Three months after his early release from HM Prison Pentonville, where he was serving a 21-month civil sentence related to contempt of court, Mr Su explained he was still determined to reveal the truth in order to clear his name in an exclusive interview with Lloyd’s List.
In the interview, recorded in London on July 29 for the Lloyd’s List podcast, the Taiwanese shipowner told of his time at Pentonville and how the experience changed his life.
He spoke of being threatened with a knife, refusing to take drugs and witnessing fights daily.
The 62-year-old was best known as one of the commodities super-cycle’s biggest high-flyers and risk takers in the international maritime world from 2005 until 2009. At one stage he operated more than 100 vessels, and ordered ships in billion-dollar deals, all backed with massive futures positions in the wet and dry shipping markets.
When the market collapsed and he was on the wrong side of many of these trades, Mr Su embarked on protracted litigation, mostly representing himself, to fight the many court judgements that didn’t rule in his favour.
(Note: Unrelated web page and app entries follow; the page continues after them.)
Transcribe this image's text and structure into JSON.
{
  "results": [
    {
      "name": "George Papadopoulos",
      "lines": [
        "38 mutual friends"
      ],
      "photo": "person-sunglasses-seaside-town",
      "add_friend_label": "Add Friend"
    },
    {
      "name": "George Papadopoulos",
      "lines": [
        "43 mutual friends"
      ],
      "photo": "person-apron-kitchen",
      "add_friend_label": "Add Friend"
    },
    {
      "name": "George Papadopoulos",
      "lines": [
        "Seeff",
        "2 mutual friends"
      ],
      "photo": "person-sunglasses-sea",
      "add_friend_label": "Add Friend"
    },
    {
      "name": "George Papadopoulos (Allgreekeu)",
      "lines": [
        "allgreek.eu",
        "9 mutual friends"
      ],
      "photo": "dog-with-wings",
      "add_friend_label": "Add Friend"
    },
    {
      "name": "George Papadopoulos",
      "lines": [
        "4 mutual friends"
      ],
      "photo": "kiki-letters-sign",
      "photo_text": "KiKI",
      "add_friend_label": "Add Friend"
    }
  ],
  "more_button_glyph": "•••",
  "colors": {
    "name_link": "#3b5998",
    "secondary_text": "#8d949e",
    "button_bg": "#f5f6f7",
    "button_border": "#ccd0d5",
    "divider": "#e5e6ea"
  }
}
He was jailed in March 2019 for “continuing substantial failures to disclose his assets” without any defence or apology according to the Commercial Court judgements. His passport was seized and he was arrested as he attempted to embark on a ferry at Liverpool after a series of hearings resulted in an arrest warrant.
Claimants, including Greek shipowner Polys Haji-Ioannou, took the court action as part of decade-long attempts to recover money owed which included a $57m judgement in November 2014.
Looking relaxed and happy, Mr Su told Lloyd’s List over lunch at a favourite Turkish restaurant that his petition for personal insolvency was granted on July 8, and he must report to the police station at Charing Cross daily as part of his early release conditions.
The early release was part of government attempts to free non-violent prisoners at the height of the coronavirus pandemic, which Mr Su said was spreading rapidly in Pentonville.
He maintains he will continue his legal battles in a dispute that pits him against one of the most famous Greek shipping families. Legal proceedings against him are continuing. Mr Su told how his apartment was raided in June, and documents and computers seized under a search warrant.
This signals that the protracted and expansive litigation against shipowners, banks and other principals that has engaged Mr Su for the past 12 years, is far from over. He has long crusaded against banks, including the former Royal Bank of Scotland, writing of his experience within the global financial collapse in his self-published book The Gold Man From the East.